══ RECORDS TO PROCESS

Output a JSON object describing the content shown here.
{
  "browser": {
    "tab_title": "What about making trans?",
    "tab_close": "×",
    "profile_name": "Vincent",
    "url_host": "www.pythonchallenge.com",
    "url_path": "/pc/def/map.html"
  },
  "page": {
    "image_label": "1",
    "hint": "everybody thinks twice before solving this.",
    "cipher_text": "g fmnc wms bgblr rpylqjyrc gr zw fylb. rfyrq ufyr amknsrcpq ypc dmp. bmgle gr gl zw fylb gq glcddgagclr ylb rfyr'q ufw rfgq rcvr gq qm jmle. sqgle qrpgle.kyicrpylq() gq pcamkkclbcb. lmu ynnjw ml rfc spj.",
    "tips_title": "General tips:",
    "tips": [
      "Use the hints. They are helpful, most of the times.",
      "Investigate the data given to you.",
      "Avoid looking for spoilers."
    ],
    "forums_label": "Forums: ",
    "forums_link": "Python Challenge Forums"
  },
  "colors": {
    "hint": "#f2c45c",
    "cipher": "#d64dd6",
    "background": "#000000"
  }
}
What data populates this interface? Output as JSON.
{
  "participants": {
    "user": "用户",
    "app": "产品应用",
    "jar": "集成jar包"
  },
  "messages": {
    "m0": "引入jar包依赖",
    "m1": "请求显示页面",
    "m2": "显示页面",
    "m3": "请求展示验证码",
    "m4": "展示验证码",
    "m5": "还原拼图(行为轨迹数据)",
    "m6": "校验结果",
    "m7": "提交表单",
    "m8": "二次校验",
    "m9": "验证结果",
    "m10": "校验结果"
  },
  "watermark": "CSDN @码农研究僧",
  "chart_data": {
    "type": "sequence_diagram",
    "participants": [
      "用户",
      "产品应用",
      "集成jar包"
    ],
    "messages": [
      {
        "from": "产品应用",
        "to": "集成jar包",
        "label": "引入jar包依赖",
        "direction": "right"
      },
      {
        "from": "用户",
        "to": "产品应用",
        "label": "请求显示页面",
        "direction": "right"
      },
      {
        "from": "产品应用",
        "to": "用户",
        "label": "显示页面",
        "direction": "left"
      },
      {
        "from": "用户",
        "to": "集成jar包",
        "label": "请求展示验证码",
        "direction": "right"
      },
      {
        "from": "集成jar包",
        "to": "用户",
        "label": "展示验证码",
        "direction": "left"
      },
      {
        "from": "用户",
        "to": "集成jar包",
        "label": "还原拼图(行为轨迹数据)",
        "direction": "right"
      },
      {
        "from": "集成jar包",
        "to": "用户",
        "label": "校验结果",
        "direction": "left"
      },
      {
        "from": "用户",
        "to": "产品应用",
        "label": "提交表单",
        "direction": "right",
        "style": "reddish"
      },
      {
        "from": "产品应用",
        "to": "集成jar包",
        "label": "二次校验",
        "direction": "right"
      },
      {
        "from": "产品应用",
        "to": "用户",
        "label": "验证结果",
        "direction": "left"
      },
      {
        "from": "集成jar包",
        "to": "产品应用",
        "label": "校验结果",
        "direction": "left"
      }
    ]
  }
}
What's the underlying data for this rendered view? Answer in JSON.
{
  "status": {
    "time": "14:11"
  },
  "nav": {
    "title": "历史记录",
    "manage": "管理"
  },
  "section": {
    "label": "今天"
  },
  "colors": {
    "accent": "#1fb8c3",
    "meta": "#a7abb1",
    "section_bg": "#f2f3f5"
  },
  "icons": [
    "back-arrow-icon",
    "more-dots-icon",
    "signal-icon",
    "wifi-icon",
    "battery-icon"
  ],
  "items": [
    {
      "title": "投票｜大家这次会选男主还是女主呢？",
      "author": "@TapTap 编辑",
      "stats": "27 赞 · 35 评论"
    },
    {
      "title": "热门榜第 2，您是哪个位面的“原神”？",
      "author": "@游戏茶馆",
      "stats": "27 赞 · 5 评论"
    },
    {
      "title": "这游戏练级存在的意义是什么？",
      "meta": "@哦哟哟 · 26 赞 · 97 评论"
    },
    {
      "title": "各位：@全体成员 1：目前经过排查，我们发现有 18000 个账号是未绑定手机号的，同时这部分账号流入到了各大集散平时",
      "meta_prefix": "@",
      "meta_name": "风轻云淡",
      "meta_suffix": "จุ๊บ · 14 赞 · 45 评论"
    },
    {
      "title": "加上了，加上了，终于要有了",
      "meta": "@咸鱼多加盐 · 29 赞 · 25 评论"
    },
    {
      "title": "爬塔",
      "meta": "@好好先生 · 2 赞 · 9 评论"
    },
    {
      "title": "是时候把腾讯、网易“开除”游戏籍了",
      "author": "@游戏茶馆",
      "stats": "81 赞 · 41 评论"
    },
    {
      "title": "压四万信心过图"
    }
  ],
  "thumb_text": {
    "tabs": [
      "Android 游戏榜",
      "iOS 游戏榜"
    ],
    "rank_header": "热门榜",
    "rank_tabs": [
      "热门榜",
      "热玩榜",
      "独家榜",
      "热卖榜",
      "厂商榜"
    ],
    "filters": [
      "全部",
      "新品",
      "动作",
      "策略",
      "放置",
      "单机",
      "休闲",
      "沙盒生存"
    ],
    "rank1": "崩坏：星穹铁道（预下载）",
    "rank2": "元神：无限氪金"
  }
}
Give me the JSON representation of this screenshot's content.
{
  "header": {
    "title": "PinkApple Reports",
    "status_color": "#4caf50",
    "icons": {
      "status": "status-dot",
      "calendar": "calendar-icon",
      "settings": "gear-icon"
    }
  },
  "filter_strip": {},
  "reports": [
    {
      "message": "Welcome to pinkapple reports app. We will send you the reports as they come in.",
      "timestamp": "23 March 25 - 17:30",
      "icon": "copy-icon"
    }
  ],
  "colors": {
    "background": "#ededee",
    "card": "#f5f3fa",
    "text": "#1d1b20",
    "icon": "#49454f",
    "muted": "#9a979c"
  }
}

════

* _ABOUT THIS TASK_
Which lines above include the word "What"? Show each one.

* _WRITTEN RESPONSE_
    "tab_title": "What about making trans?",
What data populates this interface? Output as JSON.
What's the underlying data for this rendered view? Answer in JSON.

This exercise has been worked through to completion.